YOU ARE HERE: LAT HomeCollections


Steve Stricker hangs on to win at Riviera

He shoots a one-under-par 70 in the final round for a 16-under 268 total to earn the Northern Trust Open title and move up to the No. 2 ranking.

February 08, 2010|By Diane Pucin

Steve Stricker is a man without a major golf championship. He is nearly 43 years old but without a defining professional moment, yet when Stricker won the Northern Trust Open on Sunday afternoon at Riviera Country Club, he was exhausted, teary-eyed and officially the second-best golfer in the world.

And the best who is actually playing.

Tiger Woods is still No. 1, but as far as we know, not in imminent danger of playing competitive golf soon.

So the computer says that Stricker, humble and unassuming and absolutely unwilling to place his game at any level comparable to Woods', is the best man actually playing competitive golf right now.

If Stricker's final round score of one-under-par 70 and his four-day total of 16-under 268 felt more like hanging on than transcendent brilliance, if Stricker acknowledged he wasn't a good front-runner, unsure of how to protect what had been a six-stroke lead, it was still Stricker standing on the 18th green being interviewed on TV and wiping tears from his eyes.

He was the winner of $1.152 million, of enough ranking points to push him to No. 2 on the computer ahead of Phil Mickelson, who finished tied for 45th. Stricker finished two shots better than Luke Donald of Britain and three better than Dustin Johnson, who led after the first and second rounds, and J.B. Holmes.

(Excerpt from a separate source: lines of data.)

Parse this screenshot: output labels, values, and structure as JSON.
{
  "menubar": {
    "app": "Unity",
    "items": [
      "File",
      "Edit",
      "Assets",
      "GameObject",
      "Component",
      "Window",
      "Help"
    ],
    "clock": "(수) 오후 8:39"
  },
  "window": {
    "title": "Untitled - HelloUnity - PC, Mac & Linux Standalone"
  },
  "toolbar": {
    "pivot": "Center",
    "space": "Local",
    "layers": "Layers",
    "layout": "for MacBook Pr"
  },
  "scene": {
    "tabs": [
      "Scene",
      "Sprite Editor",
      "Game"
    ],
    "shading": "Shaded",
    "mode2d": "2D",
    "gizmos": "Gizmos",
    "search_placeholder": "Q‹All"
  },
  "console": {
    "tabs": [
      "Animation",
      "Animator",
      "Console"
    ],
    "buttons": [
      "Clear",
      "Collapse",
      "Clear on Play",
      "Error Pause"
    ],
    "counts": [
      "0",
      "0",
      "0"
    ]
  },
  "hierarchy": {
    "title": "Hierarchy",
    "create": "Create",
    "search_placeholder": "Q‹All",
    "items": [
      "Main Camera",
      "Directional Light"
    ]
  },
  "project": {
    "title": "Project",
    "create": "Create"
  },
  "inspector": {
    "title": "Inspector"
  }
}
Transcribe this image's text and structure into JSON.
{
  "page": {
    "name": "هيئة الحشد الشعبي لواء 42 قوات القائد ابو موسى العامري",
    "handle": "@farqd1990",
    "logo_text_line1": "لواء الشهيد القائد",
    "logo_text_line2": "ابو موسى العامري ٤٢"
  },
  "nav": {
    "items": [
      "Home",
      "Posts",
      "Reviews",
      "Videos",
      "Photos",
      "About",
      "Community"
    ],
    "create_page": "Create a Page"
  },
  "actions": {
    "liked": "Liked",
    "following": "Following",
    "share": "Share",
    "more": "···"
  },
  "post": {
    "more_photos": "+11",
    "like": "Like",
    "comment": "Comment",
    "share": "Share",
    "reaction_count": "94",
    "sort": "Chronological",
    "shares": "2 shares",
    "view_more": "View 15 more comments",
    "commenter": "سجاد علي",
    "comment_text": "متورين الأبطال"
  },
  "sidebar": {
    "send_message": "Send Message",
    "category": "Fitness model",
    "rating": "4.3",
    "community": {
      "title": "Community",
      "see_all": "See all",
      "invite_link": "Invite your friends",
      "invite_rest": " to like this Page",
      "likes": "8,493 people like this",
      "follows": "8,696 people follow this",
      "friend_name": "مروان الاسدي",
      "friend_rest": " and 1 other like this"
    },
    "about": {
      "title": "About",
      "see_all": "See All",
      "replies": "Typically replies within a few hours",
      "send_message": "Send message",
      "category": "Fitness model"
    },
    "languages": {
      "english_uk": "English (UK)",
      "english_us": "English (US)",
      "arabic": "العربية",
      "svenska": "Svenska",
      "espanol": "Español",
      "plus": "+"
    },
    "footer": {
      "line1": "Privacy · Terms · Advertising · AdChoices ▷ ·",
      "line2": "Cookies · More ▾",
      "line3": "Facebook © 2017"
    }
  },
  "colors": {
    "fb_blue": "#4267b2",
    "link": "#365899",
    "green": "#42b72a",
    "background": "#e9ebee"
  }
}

Stricker had needed to finish the 15th hole, and play Nos. 16, 17 and 18 at dawn Sunday, leftovers from Saturday's third round that had been blown dead when 12 golfers were still on the course in the dark.

Stricker birdied twice, bogeyed the 18th and carried a six-shot lead into the start of the final round.

But Stricker's attitude wasn't that he was rolling easily to his eighth career win.

"The position I was in," he said, "if I don't win the tournament I'm going to be looked upon as the guy that didn't finish it off. Those thoughts run through your head and the guys from behind, they have nothing to lose and I knew that too."

Sure enough, his play-it-safe attitude seemed ill-fated when, after five holes of the final round, Stricker's lead was down to two shots over the 32-year-old Donald.

Stricker missed a five-foot birdie putt on the first, a hole where only he and Andres Romero among the top 15 finishers didn't record at least a birdie (former USC star Kevin Stadler, who tied for 10th, had an eagle).

"I hit a four-iron," Stricker said, "where it probably should have been a five-iron and I just tried to take the bunker out of play and hit it on the back of the green. That's the way I started the round, trying not to make a mistake."

Donald said he thought there was a particular opening after the par-three fourth hole, where Stricker bogeyed by missing a short putt and Donald birdied.

"He missed a short one on four and with me getting three birdies pretty quickly and narrowly missing one on four, and me hitting good shots on six and seven, if those two putts go, it could have been a bit of a different story," Donald said.

But Stricker steadied himself with birdies on the eighth and ninth holes.

"Those were huge," he said. "Those are typically not birdie holes and to make threes there was a huge lift."

Stricker also made a nervy 10-foot, par-saving putt on the 15h hole.

It is inevitable that Stricker will now hear himself called the best golfer to have never won a major tournament.

His best finish at one of the four top tournaments was a second at the 1998 PGA. Last year, Stricker tied for sixth at the Masters, tied for 23rd at the U.S. Open, tied for 52nd at the British Open and missed the cut at the PGA. Not the stuff of No. 1 players.

"There are a lot of good players out there that have not won majors," said Stricker, who mentioned in particular Sergio Garcia and Lee Westwood.

"You only get four cracks at it a year. It's difficult to do."

But expected when you're second-best in the world.

Los Angeles Times Articles